Theme Parks Large tourist attractions are usually able to accommodate various disability needs. Even if you never use a wheelchair in your daily life with your child, consider renting a wheelchair or scooter at theme parks, unless your child can handle walking for miles and standing for hours without pain. At most parks, if your child is in a wheelchair, you can go right in without waiting in line. Some zoos have wheelchairs and scooters to rent for the day, but make sure you call first. This will allow your family to do a lot more for a longer period and expend less energy.
A few weeks before your trip, request a letter from the doctor with your child’s diagnoses and medication information. Bring their medical records if your child is medically complex and you need more than the letter. If your child takes medication, make sure you bring enough to last you the whole trip and a little beyond. Ask the doctor for supplement recommendations if your child suffers from anxiety or motion sickness.
Let your child know what you expect from them.

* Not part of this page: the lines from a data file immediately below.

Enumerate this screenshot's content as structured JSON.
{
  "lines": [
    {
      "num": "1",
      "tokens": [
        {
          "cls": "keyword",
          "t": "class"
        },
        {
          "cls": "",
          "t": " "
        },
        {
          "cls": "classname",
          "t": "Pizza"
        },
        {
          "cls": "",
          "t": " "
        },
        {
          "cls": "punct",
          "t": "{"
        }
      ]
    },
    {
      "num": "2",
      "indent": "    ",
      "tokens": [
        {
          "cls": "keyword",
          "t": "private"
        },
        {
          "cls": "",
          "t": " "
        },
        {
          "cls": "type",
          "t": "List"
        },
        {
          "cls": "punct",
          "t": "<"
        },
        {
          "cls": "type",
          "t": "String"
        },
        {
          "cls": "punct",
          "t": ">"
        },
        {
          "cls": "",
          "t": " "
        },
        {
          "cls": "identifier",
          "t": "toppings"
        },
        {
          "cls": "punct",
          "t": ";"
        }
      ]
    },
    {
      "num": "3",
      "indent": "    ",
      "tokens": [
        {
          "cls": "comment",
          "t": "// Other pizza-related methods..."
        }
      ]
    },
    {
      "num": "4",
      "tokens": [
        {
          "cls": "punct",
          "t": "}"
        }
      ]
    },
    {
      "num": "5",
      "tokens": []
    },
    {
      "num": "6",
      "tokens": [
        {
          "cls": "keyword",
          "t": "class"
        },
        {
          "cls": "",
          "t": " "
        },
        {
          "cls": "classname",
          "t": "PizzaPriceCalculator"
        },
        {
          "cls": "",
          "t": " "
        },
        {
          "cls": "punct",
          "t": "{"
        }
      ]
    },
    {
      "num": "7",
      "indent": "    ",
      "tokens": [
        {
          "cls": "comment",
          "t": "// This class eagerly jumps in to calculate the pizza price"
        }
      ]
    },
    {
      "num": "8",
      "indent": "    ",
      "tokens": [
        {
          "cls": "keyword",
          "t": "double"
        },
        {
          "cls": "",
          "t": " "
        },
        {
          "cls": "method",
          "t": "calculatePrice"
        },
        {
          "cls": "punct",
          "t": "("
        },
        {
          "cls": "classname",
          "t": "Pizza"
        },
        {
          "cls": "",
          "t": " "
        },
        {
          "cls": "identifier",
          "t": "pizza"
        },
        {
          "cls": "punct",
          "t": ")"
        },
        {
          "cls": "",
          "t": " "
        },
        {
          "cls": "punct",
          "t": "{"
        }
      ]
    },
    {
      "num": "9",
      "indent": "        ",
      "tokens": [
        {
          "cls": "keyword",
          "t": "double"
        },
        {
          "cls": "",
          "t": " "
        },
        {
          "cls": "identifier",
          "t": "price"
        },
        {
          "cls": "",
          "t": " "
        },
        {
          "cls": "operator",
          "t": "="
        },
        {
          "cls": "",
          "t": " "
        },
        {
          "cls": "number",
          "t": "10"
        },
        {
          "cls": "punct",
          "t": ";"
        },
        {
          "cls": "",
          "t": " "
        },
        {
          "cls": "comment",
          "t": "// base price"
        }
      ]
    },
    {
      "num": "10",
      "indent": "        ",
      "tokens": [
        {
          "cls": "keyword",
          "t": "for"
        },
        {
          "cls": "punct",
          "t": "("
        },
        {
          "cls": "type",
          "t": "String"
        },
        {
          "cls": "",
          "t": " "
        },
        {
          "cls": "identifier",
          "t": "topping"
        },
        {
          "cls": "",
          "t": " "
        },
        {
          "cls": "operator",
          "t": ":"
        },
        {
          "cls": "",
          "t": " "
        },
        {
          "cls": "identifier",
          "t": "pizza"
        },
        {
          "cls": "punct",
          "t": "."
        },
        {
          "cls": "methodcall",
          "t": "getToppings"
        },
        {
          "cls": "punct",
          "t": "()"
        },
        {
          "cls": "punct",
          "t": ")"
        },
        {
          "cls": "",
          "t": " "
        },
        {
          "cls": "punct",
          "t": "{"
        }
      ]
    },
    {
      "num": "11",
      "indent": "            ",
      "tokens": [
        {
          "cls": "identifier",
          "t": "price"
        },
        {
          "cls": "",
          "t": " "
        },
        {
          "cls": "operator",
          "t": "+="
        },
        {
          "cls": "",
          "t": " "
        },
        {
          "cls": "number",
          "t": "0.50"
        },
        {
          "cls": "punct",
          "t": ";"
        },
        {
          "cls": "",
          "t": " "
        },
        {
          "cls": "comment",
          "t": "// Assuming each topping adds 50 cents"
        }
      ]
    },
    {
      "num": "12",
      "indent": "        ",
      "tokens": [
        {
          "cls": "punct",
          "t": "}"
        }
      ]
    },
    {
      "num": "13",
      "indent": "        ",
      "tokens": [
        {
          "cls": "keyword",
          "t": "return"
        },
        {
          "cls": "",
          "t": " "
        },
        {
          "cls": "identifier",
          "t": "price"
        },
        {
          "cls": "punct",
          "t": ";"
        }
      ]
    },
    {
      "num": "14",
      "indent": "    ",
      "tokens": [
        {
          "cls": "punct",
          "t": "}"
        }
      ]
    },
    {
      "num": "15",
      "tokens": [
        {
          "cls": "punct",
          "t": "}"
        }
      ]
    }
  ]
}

Prepare a story on what to expect while traveling on an airplane. Include all the things you know you will encounter on your trip, like immigration services, waiting, running into people from different cultures, etc. Discuss using the bathroom in an airport and on an airplane, having to stay close to mom and dad, and having calm bodies and voices while they are in those situations.
Keep the daily routine as much as possible.
Sleeping and eating schedules should follow your child's normal routine. If you have to be in your hotel room at a certain time of day, so be it. As much as possible, travel in the off-season or at less crowded times. Most kids don't do well in big crowds or while waiting in line.
Remember the typical age-appropriate behavior for your child. All kids get tired and cranky, especially when parents push them past their normal limits. Typical children have meltdowns and tantrums when they do too much, so don’t expect any less from your child with disabilities.
Relax and enjoy!
Know that you have prepared for the worst and expect the best. You’ve done all you can, so relax and enjoy your vacation. Plan at least one day of rest after returning home from vacation, too. Sometimes you don’t know how tired you really are until you get up the next day for work or school, and you wish you could take a vacation due to exhaustion from your vacation. That’s no way to do it, so remember to include at least one day home rest after vacation before returning to the daily grind.
Traveling with a special needs child can be done and the entire family can have fun. But just like your child needs accommodations to get through day-to-day life and school at home, they may need accommodations when traveling. The key is just to be prepared.